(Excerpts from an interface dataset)

────────

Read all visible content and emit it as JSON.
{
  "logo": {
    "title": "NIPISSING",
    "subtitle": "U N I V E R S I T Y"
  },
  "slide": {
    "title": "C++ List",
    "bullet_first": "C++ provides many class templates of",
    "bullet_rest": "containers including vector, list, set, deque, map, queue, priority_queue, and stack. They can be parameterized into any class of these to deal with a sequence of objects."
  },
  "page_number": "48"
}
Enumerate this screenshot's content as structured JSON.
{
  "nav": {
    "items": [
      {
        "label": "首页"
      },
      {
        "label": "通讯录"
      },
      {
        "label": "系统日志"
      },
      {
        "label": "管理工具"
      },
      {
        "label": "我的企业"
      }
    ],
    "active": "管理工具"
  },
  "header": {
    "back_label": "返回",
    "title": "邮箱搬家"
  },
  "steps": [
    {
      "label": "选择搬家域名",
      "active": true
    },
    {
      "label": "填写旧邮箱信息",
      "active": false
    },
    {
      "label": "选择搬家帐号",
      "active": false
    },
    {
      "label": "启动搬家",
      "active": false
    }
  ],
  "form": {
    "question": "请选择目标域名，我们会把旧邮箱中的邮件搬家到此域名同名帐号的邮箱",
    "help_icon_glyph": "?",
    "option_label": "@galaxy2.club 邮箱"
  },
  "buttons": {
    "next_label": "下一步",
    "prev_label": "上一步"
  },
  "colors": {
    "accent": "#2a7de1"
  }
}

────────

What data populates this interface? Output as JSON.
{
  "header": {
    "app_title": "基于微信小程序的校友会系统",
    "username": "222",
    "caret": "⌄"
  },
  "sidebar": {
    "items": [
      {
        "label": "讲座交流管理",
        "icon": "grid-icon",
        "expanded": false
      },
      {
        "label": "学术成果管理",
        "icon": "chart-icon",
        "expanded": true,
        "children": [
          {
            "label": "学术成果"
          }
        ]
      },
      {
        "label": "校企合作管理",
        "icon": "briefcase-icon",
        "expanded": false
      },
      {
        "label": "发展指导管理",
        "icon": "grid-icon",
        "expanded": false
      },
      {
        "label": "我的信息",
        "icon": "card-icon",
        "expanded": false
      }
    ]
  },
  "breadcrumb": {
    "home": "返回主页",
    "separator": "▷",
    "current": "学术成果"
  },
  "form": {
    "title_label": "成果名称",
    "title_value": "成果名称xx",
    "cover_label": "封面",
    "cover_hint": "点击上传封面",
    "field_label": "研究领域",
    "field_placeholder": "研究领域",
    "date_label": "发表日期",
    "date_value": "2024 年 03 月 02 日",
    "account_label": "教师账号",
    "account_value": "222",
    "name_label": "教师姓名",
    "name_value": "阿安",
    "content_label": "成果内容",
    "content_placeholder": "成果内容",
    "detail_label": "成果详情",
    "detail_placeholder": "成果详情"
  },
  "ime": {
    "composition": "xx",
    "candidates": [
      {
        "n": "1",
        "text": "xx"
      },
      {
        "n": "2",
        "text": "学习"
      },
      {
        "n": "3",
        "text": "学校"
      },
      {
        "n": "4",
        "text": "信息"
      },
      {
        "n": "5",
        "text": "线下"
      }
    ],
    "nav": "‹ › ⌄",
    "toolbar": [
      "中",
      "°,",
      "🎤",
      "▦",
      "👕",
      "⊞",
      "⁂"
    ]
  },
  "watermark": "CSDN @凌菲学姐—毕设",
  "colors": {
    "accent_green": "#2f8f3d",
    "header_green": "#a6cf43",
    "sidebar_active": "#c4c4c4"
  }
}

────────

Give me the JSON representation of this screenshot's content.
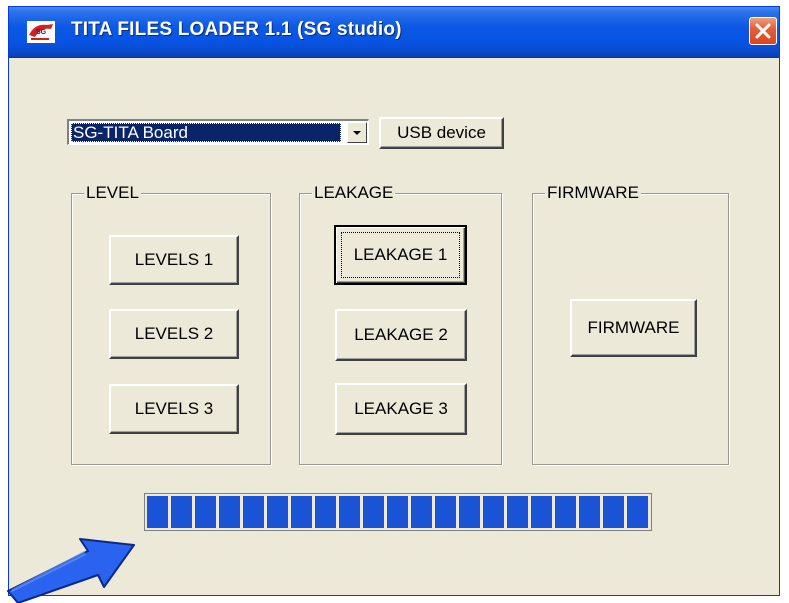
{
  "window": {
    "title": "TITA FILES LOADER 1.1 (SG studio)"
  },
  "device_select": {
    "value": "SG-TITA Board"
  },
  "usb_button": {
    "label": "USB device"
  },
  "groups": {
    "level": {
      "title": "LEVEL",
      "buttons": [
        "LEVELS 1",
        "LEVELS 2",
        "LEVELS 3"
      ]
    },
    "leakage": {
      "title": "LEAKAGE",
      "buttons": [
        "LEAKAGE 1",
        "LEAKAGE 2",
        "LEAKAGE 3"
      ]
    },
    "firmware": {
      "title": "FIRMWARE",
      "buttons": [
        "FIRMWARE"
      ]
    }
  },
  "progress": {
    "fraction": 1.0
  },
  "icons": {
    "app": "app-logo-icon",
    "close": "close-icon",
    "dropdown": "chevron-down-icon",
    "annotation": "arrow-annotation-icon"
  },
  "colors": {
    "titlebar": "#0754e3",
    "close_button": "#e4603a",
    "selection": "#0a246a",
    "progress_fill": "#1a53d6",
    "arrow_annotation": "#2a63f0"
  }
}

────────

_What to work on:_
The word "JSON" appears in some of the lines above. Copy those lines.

_Problem solution:_
Read all visible content and emit it as JSON.
Enumerate this screenshot's content as structured JSON.
What data populates this interface? Output as JSON.
Give me the JSON representation of this screenshot's content.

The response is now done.